Another observation was the great impact of dive profiles on air consumption and allowable bottom time. When I look at most of my dives once they are uploaded to the SmartTrac software on my PC, I see a descent to the maximum depth of the dive within the first few minutes, staying at that depth for just a minute or so, then usually a linear and gradual ascent. That's because in most dive sites that include slopes or reefs, you drop to the lowest point, then work your way up the wall or slope and then play around on top of the reef or wall until it's time to go up. You could call this a "stairs" profile where you take the elevator to the bottom, then walk back up the stairs.
With "stair" profiles you can go to 120 feet and still have a dive lasting more than an hour on a standard 80 cubic foot tank. That's because the average depth of the dive will be just 30 to 50 feet, depending on the depth of the top of the reef where you spend most of your time.
With deep wrecks (or deep reefs or any dive where you have to first drop a long distance), you dive a "square" profile, which means you drop down to your maximum depth, stay there for the duration of the dive, then come back up the line. This way you spend much more time at depth, drain your tank much faster because you breathe air that is more compressed, and accumulate nitrogen more quickly, reducing your bottom time.
In each of my dives to the Yukon the factors that determined the length of my dive were first, my remaining nitrogen time; second, temperature; and only third remaining air in my tank. All my dives were between 30 and 40 minutes. On each I used up all my allowable nitrogen time even though I never went deeper than 85 feet, and on each I returned with plenty enough air left in my tank.
I also noted that just as nitrogen accumulates in your body, exposure to the cold also seems to accumulate. I didn't feel cold on three wreck dives the second day, but on the third I was already shivering after the first dive. And so I skipped the final dive which was to the wreckage of the NOSC tower, a structure built in 1959 and used through the 1980s until it was toppled during an El Nino storm. Today it is a twisted mass of girders sitting in about 60 feet of water and reaching up as high as 30 feet. Carol reported it a fascinating dive site with wondrous colors and teeming life, including an abundance of some of the largest starfish seen anywhere.

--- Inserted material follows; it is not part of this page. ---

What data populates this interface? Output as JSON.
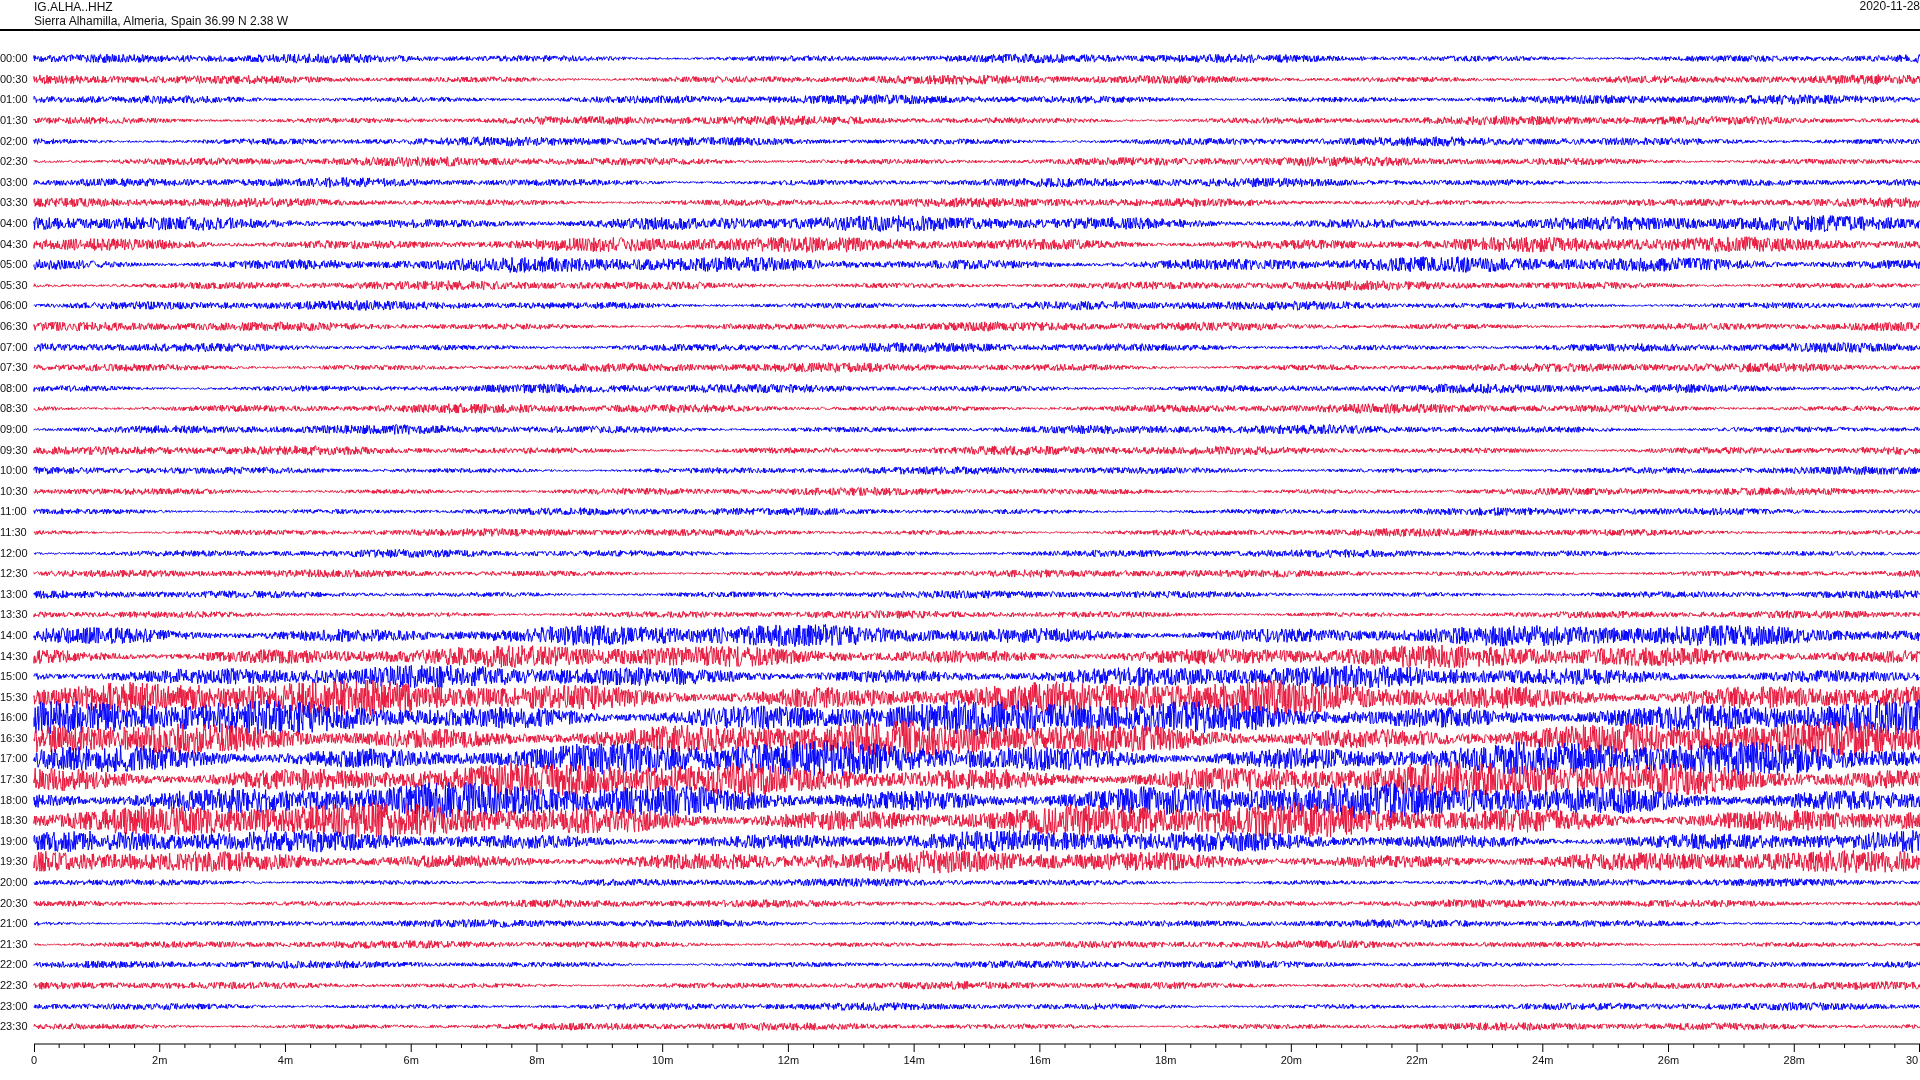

I should add that Waterhorse Charter experienced tragedy when a diver died on the Yukon in September of 2010. It was a 39-year-old with plenty of experience who did the dive by himself. He was last seen apparently photographing something in the sand on the bottom by the Yukon. Upon return to the boat, it was noticed he was missing but by that time it was already too late. This tragic event will undoubtedly hang over the operation as a reminder that accidents can and will happen, and that diving is serious business that as adults we engage in knowing the risks. Quite obviously, dive operators must observe and practice the highest standards, but beyond that it would be most unfortunate if lawyers and grieving parties sued and regulated diving out of business. As is, dive operators offer fewer and fewer services in order to protect themselves from being held liable, essentially reducing themselves to being "taxi services." Insurance companies, which once drove muscle cars out of business and are now making healthcare increasingly unaffordable with ever-rising rates, may also end up making dive operations economically unfeasible. So let's hope reason will prevail.